═════ Data under study ═════
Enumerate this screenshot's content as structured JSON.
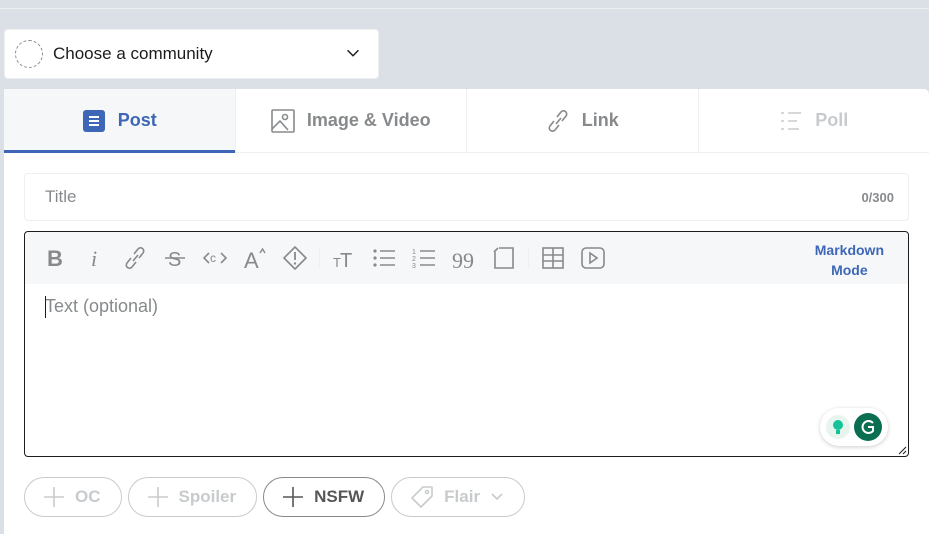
{
  "community": {
    "placeholder": "Choose a community",
    "icon": "chevron-down-icon"
  },
  "tabs": [
    {
      "label": "Post",
      "icon": "post-icon",
      "active": true
    },
    {
      "label": "Image & Video",
      "icon": "image-icon"
    },
    {
      "label": "Link",
      "icon": "link-icon"
    },
    {
      "label": "Poll",
      "icon": "poll-icon",
      "disabled": true
    }
  ],
  "title_field": {
    "placeholder": "Title",
    "counter": "0/300"
  },
  "editor": {
    "toolbar": [
      "bold-icon",
      "italic-icon",
      "link-icon",
      "strikethrough-icon",
      "inline-code-icon",
      "superscript-icon",
      "spoiler-icon",
      "heading-icon",
      "bulleted-list-icon",
      "numbered-list-icon",
      "quote-block-icon",
      "code-block-icon",
      "table-icon",
      "video-icon"
    ],
    "markdown_line1": "Markdown",
    "markdown_line2": "Mode",
    "placeholder": "Text (optional)"
  },
  "flairs": {
    "oc": "OC",
    "spoiler": "Spoiler",
    "nsfw": "NSFW",
    "flair": "Flair"
  },
  "colors": {
    "accent": "#3d67b6",
    "muted": "#878a8c",
    "background": "#dae0e6"
  }
}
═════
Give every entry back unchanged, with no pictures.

Answer space >>
Enumerate this screenshot's content as structured JSON.
{
  "community": {
    "placeholder": "Choose a community",
    "icon": "chevron-down-icon"
  },
  "tabs": [
    {
      "label": "Post",
      "icon": "post-icon",
      "active": true
    },
    {
      "label": "Image & Video",
      "icon": "image-icon"
    },
    {
      "label": "Link",
      "icon": "link-icon"
    },
    {
      "label": "Poll",
      "icon": "poll-icon",
      "disabled": true
    }
  ],
  "title_field": {
    "placeholder": "Title",
    "counter": "0/300"
  },
  "editor": {
    "toolbar": [
      "bold-icon",
      "italic-icon",
      "link-icon",
      "strikethrough-icon",
      "inline-code-icon",
      "superscript-icon",
      "spoiler-icon",
      "heading-icon",
      "bulleted-list-icon",
      "numbered-list-icon",
      "quote-block-icon",
      "code-block-icon",
      "table-icon",
      "video-icon"
    ],
    "markdown_line1": "Markdown",
    "markdown_line2": "Mode",
    "placeholder": "Text (optional)"
  },
  "flairs": {
    "oc": "OC",
    "spoiler": "Spoiler",
    "nsfw": "NSFW",
    "flair": "Flair"
  },
  "colors": {
    "accent": "#3d67b6",
    "muted": "#878a8c",
    "background": "#dae0e6"
  }
}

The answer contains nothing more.